Penske has five children—two with his first wife, Lissa, and three with his second wife, Kathy. They are Roger Jr., Gregory, Blair, Mark and Jay.
“We have good succession,” Penske told Automotive News. “I think because my two sons—Roger Jr., my oldest son, and Greg—were in the business, I’ve taken each one of those, and one of them is on the board of the public company, Penske Auto Group, and the other is on the board of our truck-leasing business. And I switch them every three years.”
Greg serves on the Penske Truck Leasing Advisory Committee, while Roger Jr. is on the Penske Automotive board.
Greg is Penske Motor Group chairman and CEO, and sources familiar with the succession plan said he is being groomed to take over for his father.
The next CEO would be determined by the board, a Penske Automotive spokesman said.
Roger Jr. joined the company about a decade ago and serves as president, CEO and chairman of the SoCal Penske Dealer Group.
Jay operates a midsize race team, which has competed in the Formula E electric-car series as well as the IndyCar Series.
Greg and Roger Jr. both have shown an affinity for racing, though it’s unclear whether they have the stomach for the tumult—and at least occasional financial losses—involved in running a motorsports operation.
None of the Penskes have the Hoosier roots of the Hulman-George family, which has owned the IMS since 1945. That family is from Terre Haute, and several members live in Indianapolis.
Roger Penske lives in the Detroit area, where Penske Corp. is headquartered.
And sources said Greg and Roger Jr. spend the majority of their time in California. Team Penske’s racing operations are near Charlotte, North Carolina.
An Indianapolis succession-planning expert said the ascension of a new generation of leadership is not necessarily a bad thing.
“I routinely see companies changing direction after its leader dies and the company changes hands,” said Karl Ahlrichs, senior consultant for Indianapolis-based Gregory & Appel. “Many times, it’s healthy for a company to change directions.”
But he said it’s on Penske to ensure he properly prepares that next generation.
“There’s no doubt Roger Penske—just being Roger Penske—has a lot of doors opened to him that others wouldn’t,” he said. “It’s important for [him] to teach that recipe of success to his successors. It will still take a while for them to develop those skills and connections.”
Indianapolis residents will cheer on the family—and provide support to help it succeed, Ahlrichs said.
“Indianapolis is filled with really smart people who want major civic assets to grow and succeed. There’s no greater civic asset than the speedway,” he said.

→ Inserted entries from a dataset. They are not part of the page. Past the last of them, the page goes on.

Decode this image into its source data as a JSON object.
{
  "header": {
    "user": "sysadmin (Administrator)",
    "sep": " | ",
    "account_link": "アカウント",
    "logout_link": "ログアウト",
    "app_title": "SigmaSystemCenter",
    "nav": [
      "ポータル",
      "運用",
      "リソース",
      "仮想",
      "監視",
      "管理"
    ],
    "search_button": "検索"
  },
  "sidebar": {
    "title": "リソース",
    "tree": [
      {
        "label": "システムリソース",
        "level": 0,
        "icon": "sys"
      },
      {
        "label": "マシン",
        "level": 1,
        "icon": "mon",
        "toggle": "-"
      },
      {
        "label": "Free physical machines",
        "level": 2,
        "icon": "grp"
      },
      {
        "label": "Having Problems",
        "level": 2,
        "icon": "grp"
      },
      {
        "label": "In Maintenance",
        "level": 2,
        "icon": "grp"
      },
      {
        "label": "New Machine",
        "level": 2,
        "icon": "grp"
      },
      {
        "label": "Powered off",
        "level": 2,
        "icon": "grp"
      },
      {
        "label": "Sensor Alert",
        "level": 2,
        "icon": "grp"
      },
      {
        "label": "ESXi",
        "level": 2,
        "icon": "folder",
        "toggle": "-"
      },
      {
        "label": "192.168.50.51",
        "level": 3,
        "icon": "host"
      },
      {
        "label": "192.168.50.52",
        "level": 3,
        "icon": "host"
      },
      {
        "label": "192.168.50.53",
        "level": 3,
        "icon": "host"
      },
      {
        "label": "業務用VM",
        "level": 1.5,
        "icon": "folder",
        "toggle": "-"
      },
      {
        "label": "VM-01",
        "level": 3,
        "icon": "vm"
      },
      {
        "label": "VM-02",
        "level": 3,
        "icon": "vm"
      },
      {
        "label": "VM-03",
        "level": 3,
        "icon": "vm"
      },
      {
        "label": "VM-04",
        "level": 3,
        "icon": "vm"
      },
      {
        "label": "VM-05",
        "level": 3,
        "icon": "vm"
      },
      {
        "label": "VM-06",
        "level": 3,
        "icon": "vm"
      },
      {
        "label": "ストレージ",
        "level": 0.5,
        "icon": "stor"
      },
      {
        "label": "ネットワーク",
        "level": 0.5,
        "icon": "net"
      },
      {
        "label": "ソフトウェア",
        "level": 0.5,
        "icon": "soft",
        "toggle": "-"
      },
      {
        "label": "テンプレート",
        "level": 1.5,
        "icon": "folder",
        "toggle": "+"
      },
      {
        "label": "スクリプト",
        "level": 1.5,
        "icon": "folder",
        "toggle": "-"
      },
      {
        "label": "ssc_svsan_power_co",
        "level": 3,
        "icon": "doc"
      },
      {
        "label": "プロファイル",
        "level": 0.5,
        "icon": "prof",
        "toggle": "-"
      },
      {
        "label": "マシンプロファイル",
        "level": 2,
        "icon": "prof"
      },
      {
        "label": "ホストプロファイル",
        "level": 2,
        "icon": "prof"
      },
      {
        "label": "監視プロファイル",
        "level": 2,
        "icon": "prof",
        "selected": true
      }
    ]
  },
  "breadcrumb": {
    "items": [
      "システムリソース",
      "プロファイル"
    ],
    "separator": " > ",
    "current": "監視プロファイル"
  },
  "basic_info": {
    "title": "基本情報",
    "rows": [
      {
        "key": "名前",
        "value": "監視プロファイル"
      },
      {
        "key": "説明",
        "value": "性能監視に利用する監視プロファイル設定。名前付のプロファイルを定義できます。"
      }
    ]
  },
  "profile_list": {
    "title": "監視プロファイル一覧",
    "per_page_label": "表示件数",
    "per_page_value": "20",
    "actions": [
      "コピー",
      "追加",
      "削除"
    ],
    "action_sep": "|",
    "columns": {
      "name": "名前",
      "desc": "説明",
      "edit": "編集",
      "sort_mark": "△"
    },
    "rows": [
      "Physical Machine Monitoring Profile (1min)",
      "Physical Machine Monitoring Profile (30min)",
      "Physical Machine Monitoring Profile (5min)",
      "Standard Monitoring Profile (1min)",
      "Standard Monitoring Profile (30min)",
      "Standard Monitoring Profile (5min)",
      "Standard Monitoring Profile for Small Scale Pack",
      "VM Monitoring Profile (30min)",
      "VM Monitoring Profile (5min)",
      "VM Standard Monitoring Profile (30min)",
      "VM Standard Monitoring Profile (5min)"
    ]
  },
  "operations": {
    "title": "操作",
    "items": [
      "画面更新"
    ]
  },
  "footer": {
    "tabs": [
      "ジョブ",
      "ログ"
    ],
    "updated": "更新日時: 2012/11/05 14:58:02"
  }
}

“One way or another, I have to believe there will be no shortage of people here that will make sure the speedway continues racing forward.”•